Adaptation and population genomics of the cotton bollworm

Craig Anderson Craig Anderson

Craig Anderson

The capability for establishing thousands of markers randomly throughout the genome provides outputs that have allowed for unparalleled progress in environmental genomics.

Dr Craig Anderson is an OCE postdoctoral researcher at CSIRO who specialises in molecular ecology and the use of genotyping-by-sequencing (GBS) data, which has come on leaps and bounds over the five years since RADseq was first described.
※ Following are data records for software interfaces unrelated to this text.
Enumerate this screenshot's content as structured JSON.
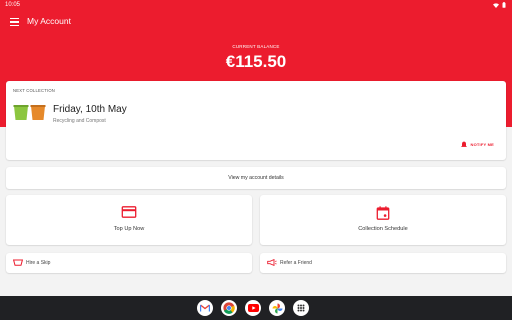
{
  "status_bar": {
    "time": "10:05"
  },
  "app_bar": {
    "title": "My Account"
  },
  "balance": {
    "label": "CURRENT BALANCE",
    "value": "€115.50"
  },
  "next_collection": {
    "label": "NEXT COLLECTION",
    "date": "Friday, 10th May",
    "types": "Recycling and Compost",
    "notify_label": "NOTIFY ME",
    "bin_colors": [
      "#8cc63f",
      "#e6892a"
    ]
  },
  "account_details": {
    "label": "View my account details"
  },
  "tiles": {
    "top_up": {
      "label": "Top Up Now",
      "icon": "card-icon"
    },
    "schedule": {
      "label": "Collection Schedule",
      "icon": "calendar-icon"
    }
  },
  "small_cards": {
    "hire_skip": {
      "label": "Hire a Skip",
      "icon": "skip-icon"
    },
    "refer_friend": {
      "label": "Refer a Friend",
      "icon": "megaphone-icon"
    }
  },
  "dock_apps": [
    "gmail-icon",
    "chrome-icon",
    "youtube-icon",
    "photos-icon",
    "app-drawer-icon"
  ],
  "colors": {
    "brand_red": "#ec1c2e",
    "nav_bar": "#202124"
  }
}
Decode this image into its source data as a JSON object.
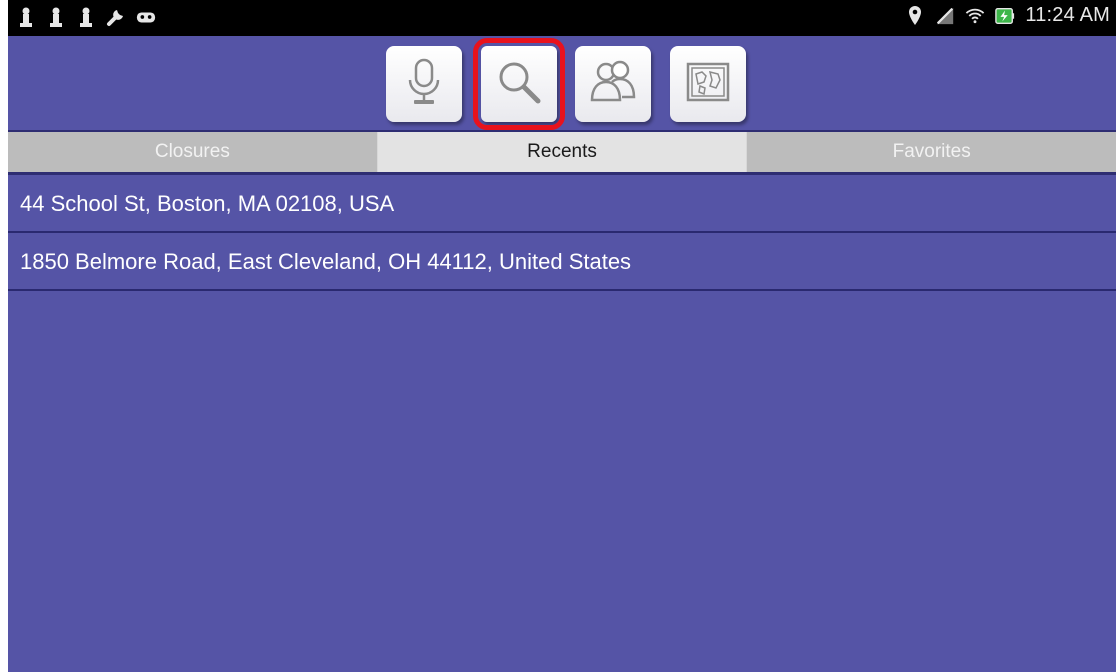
{
  "status_bar": {
    "left_icons": [
      "chess-pawn-icon",
      "chess-pawn-icon",
      "chess-pawn-icon",
      "wrench-icon",
      "gamepad-icon"
    ],
    "right_icons": [
      "location-pin-icon",
      "no-signal-icon",
      "wifi-icon",
      "battery-charging-icon"
    ],
    "time": "11:24 AM"
  },
  "toolbar": {
    "buttons": [
      {
        "name": "microphone",
        "icon": "microphone-icon",
        "active": false
      },
      {
        "name": "search",
        "icon": "magnifier-icon",
        "active": true
      },
      {
        "name": "people",
        "icon": "people-icon",
        "active": false
      },
      {
        "name": "map",
        "icon": "map-icon",
        "active": false
      }
    ]
  },
  "tabs": [
    {
      "label": "Closures",
      "active": false
    },
    {
      "label": "Recents",
      "active": true
    },
    {
      "label": "Favorites",
      "active": false
    }
  ],
  "recents": [
    "44 School St, Boston, MA 02108, USA",
    "1850 Belmore Road, East Cleveland, OH 44112, United States"
  ],
  "colors": {
    "background": "#5554a6",
    "active_outline": "#e8121d",
    "tab_active": "#e3e3e3",
    "tab_inactive": "#bcbcbc"
  }
}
Craig's work uses GBS data to infer population genomics as well as the extent of genetic variation behind varying degrees of adaptation in the cotton bollworm Helicoverpa armigera (Lepidoptera: Noctuidae). The larvae of this moth, which feed on a wide range of plants including many important cultivated crops, is renowned for developing resistance to a diverse array of pesticides, including (and most controversially) to toxins derived from the soil bacteria Bacillus thuringiensis, implemented in transgenic crops. 

Craig has constructed a linkage map to associate and orientate scaffolds in the high-quality H. armigera genome and identify candidate adaptive regions for pesticide resistance.
A global review of H. armigera population structure has allowed Craig to infer gene flow between Africa, Asia and Australasia. Characterisation of these populations has implications for biosecurity and will aid in defining the risk imposed by potential incursions of H. armigera into the Americas. GBS is currently allowing for rapid identification of hybridisation with a relatively more sensitive and wide-spread sister species that will have significant evolutionary and socio-economic impact.
Whole-genome sequencing in bacterial strains of B. thuringiensis has shown that toxins widely used to control pest species frequently occur among strains found in soils. This not only has implications for resistance in H. armigera towards current and anticipated transgenic crops, but allows for comparison of whole-genome short-read sequencing within silico GBS.
Craig did his PhD research in ecotoxicology at Cardiff University and the Centre of Ecology and Hydrology in Wallingford, describing the acute and chronic affects of arsenic exposure upon the earthworm (Lumbricus rubellus) across several levels of biological organisation.
While at CSIRO, Craig is looking to collaborate and expand further into evolutionary biology and epigenetics.
email | Twitter: @Craigledee